- [Task statement]: The records below are to be restated word for word, with every picture left out.
Segment Start: Task data
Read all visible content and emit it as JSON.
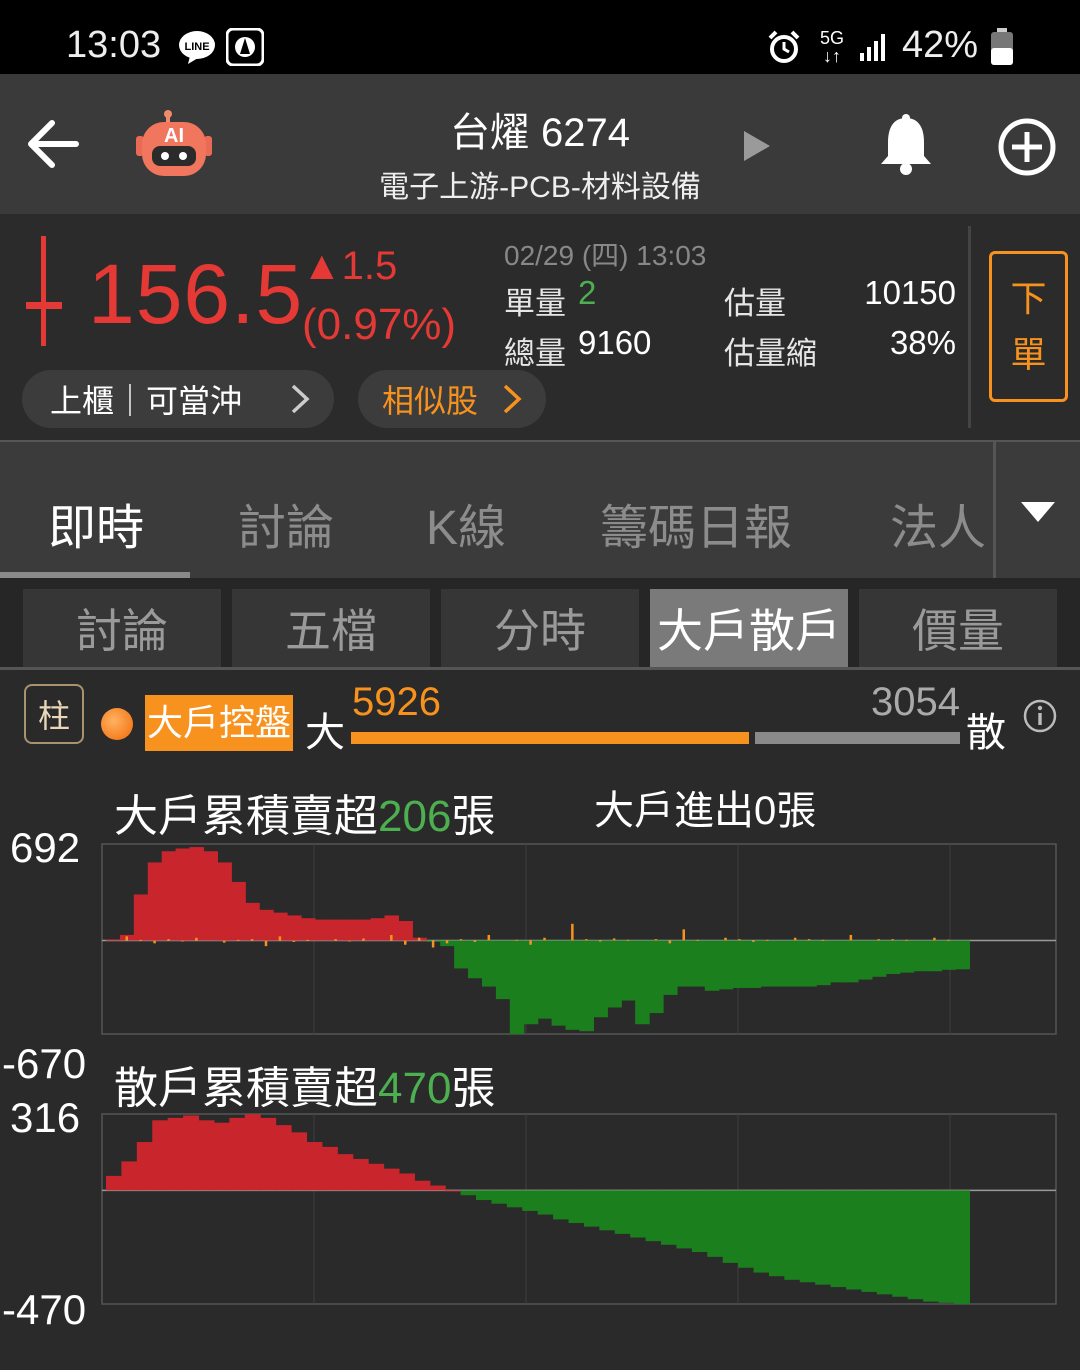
{
  "status_bar": {
    "time": "13:03",
    "battery_percent": "42%",
    "network": "5G",
    "icons": [
      "line-app-icon",
      "notification-app-icon",
      "alarm-icon",
      "5g-icon",
      "signal-icon",
      "battery-icon"
    ]
  },
  "header": {
    "title": "台燿 6274",
    "subtitle": "電子上游-PCB-材料設備",
    "ai_badge": "AI",
    "icons": [
      "back-arrow-icon",
      "ai-robot-icon",
      "play-icon",
      "bell-icon",
      "add-circle-icon"
    ]
  },
  "quote": {
    "price": "156.5",
    "change": "▲1.5",
    "change_pct": "(0.97%)",
    "datetime": "02/29 (四) 13:03",
    "single_volume_label": "單量",
    "single_volume": "2",
    "total_volume_label": "總量",
    "total_volume": "9160",
    "est_volume_label": "估量",
    "est_volume": "10150",
    "est_shrink_label": "估量縮",
    "est_shrink": "38%",
    "market_tag": "上櫃｜可當沖",
    "similar_label": "相似股",
    "order_label_1": "下",
    "order_label_2": "單",
    "colors": {
      "up": "#e53935",
      "accent": "#f7921e",
      "neutral": "#4caf50"
    }
  },
  "main_tabs": [
    {
      "label": "即時",
      "active": true
    },
    {
      "label": "討論",
      "active": false
    },
    {
      "label": "K線",
      "active": false
    },
    {
      "label": "籌碼日報",
      "active": false
    },
    {
      "label": "法人",
      "active": false
    }
  ],
  "sub_tabs": [
    {
      "label": "討論",
      "active": false
    },
    {
      "label": "五檔",
      "active": false
    },
    {
      "label": "分時",
      "active": false
    },
    {
      "label": "大戶散戶",
      "active": true
    },
    {
      "label": "價量",
      "active": false
    }
  ],
  "ratio": {
    "chip_label": "柱",
    "control_label": "大戶控盤",
    "big_label": "大",
    "big_value": 5926,
    "big_value_text": "5926",
    "small_value": 3054,
    "small_value_text": "3054",
    "small_label": "散"
  },
  "chart_data": [
    {
      "type": "bar",
      "title_prefix": "大戶累積賣超",
      "title_value": "206",
      "title_suffix": "張",
      "extra_prefix": "大戶進出",
      "extra_value": "0",
      "extra_suffix": "張",
      "ylim": [
        -670,
        692
      ],
      "ymax_label": "692",
      "ymin_label": "-670",
      "series": [
        {
          "name": "累積",
          "values": [
            8,
            40,
            330,
            560,
            640,
            660,
            670,
            640,
            560,
            420,
            270,
            220,
            200,
            180,
            160,
            150,
            150,
            150,
            150,
            160,
            180,
            140,
            20,
            -10,
            -40,
            -200,
            -270,
            -330,
            -420,
            -670,
            -600,
            -560,
            -610,
            -640,
            -650,
            -550,
            -480,
            -430,
            -600,
            -520,
            -390,
            -330,
            -330,
            -360,
            -350,
            -340,
            -340,
            -330,
            -330,
            -330,
            -330,
            -320,
            -300,
            -300,
            -280,
            -260,
            -240,
            -230,
            -220,
            -220,
            -210,
            -206
          ]
        },
        {
          "name": "進出",
          "values": [
            0,
            30,
            5,
            -20,
            10,
            -5,
            20,
            0,
            -15,
            5,
            10,
            -40,
            30,
            -10,
            5,
            0,
            10,
            -5,
            15,
            0,
            40,
            -30,
            20,
            -50,
            -20,
            10,
            -10,
            40,
            0,
            5,
            -30,
            20,
            0,
            120,
            10,
            -5,
            15,
            5,
            0,
            10,
            -20,
            80,
            5,
            0,
            20,
            10,
            -10,
            5,
            0,
            20,
            10,
            5,
            0,
            40,
            0,
            10,
            10,
            5,
            0,
            20,
            5,
            0
          ]
        }
      ]
    },
    {
      "type": "bar",
      "title_prefix": "散戶累積賣超",
      "title_value": "470",
      "title_suffix": "張",
      "ylim": [
        -470,
        316
      ],
      "ymax_label": "316",
      "ymin_label": "-470",
      "series": [
        {
          "name": "累積",
          "values": [
            60,
            120,
            200,
            290,
            300,
            310,
            290,
            280,
            300,
            315,
            300,
            270,
            240,
            200,
            180,
            150,
            130,
            110,
            90,
            70,
            40,
            20,
            0,
            -20,
            -40,
            -55,
            -70,
            -85,
            -100,
            -120,
            -135,
            -150,
            -165,
            -180,
            -195,
            -210,
            -225,
            -240,
            -255,
            -275,
            -300,
            -320,
            -340,
            -355,
            -370,
            -380,
            -390,
            -400,
            -410,
            -420,
            -430,
            -440,
            -450,
            -460,
            -465,
            -470
          ]
        }
      ]
    }
  ]
}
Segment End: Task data
- [Response area]:
Read all visible content and emit it as JSON.
{
  "status_bar": {
    "time": "13:03",
    "battery_percent": "42%",
    "network": "5G",
    "icons": [
      "line-app-icon",
      "notification-app-icon",
      "alarm-icon",
      "5g-icon",
      "signal-icon",
      "battery-icon"
    ]
  },
  "header": {
    "title": "台燿 6274",
    "subtitle": "電子上游-PCB-材料設備",
    "ai_badge": "AI",
    "icons": [
      "back-arrow-icon",
      "ai-robot-icon",
      "play-icon",
      "bell-icon",
      "add-circle-icon"
    ]
  },
  "quote": {
    "price": "156.5",
    "change": "▲1.5",
    "change_pct": "(0.97%)",
    "datetime": "02/29 (四) 13:03",
    "single_volume_label": "單量",
    "single_volume": "2",
    "total_volume_label": "總量",
    "total_volume": "9160",
    "est_volume_label": "估量",
    "est_volume": "10150",
    "est_shrink_label": "估量縮",
    "est_shrink": "38%",
    "market_tag": "上櫃｜可當沖",
    "similar_label": "相似股",
    "order_label_1": "下",
    "order_label_2": "單",
    "colors": {
      "up": "#e53935",
      "accent": "#f7921e",
      "neutral": "#4caf50"
    }
  },
  "main_tabs": [
    {
      "label": "即時",
      "active": true
    },
    {
      "label": "討論",
      "active": false
    },
    {
      "label": "K線",
      "active": false
    },
    {
      "label": "籌碼日報",
      "active": false
    },
    {
      "label": "法人",
      "active": false
    }
  ],
  "sub_tabs": [
    {
      "label": "討論",
      "active": false
    },
    {
      "label": "五檔",
      "active": false
    },
    {
      "label": "分時",
      "active": false
    },
    {
      "label": "大戶散戶",
      "active": true
    },
    {
      "label": "價量",
      "active": false
    }
  ],
  "ratio": {
    "chip_label": "柱",
    "control_label": "大戶控盤",
    "big_label": "大",
    "big_value": 5926,
    "big_value_text": "5926",
    "small_value": 3054,
    "small_value_text": "3054",
    "small_label": "散"
  },
  "chart_data": [
    {
      "type": "bar",
      "title_prefix": "大戶累積賣超",
      "title_value": "206",
      "title_suffix": "張",
      "extra_prefix": "大戶進出",
      "extra_value": "0",
      "extra_suffix": "張",
      "ylim": [
        -670,
        692
      ],
      "ymax_label": "692",
      "ymin_label": "-670",
      "series": [
        {
          "name": "累積",
          "values": [
            8,
            40,
            330,
            560,
            640,
            660,
            670,
            640,
            560,
            420,
            270,
            220,
            200,
            180,
            160,
            150,
            150,
            150,
            150,
            160,
            180,
            140,
            20,
            -10,
            -40,
            -200,
            -270,
            -330,
            -420,
            -670,
            -600,
            -560,
            -610,
            -640,
            -650,
            -550,
            -480,
            -430,
            -600,
            -520,
            -390,
            -330,
            -330,
            -360,
            -350,
            -340,
            -340,
            -330,
            -330,
            -330,
            -330,
            -320,
            -300,
            -300,
            -280,
            -260,
            -240,
            -230,
            -220,
            -220,
            -210,
            -206
          ]
        },
        {
          "name": "進出",
          "values": [
            0,
            30,
            5,
            -20,
            10,
            -5,
            20,
            0,
            -15,
            5,
            10,
            -40,
            30,
            -10,
            5,
            0,
            10,
            -5,
            15,
            0,
            40,
            -30,
            20,
            -50,
            -20,
            10,
            -10,
            40,
            0,
            5,
            -30,
            20,
            0,
            120,
            10,
            -5,
            15,
            5,
            0,
            10,
            -20,
            80,
            5,
            0,
            20,
            10,
            -10,
            5,
            0,
            20,
            10,
            5,
            0,
            40,
            0,
            10,
            10,
            5,
            0,
            20,
            5,
            0
          ]
        }
      ]
    },
    {
      "type": "bar",
      "title_prefix": "散戶累積賣超",
      "title_value": "470",
      "title_suffix": "張",
      "ylim": [
        -470,
        316
      ],
      "ymax_label": "316",
      "ymin_label": "-470",
      "series": [
        {
          "name": "累積",
          "values": [
            60,
            120,
            200,
            290,
            300,
            310,
            290,
            280,
            300,
            315,
            300,
            270,
            240,
            200,
            180,
            150,
            130,
            110,
            90,
            70,
            40,
            20,
            0,
            -20,
            -40,
            -55,
            -70,
            -85,
            -100,
            -120,
            -135,
            -150,
            -165,
            -180,
            -195,
            -210,
            -225,
            -240,
            -255,
            -275,
            -300,
            -320,
            -340,
            -355,
            -370,
            -380,
            -390,
            -400,
            -410,
            -420,
            -430,
            -440,
            -450,
            -460,
            -465,
            -470
          ]
        }
      ]
    }
  ]
}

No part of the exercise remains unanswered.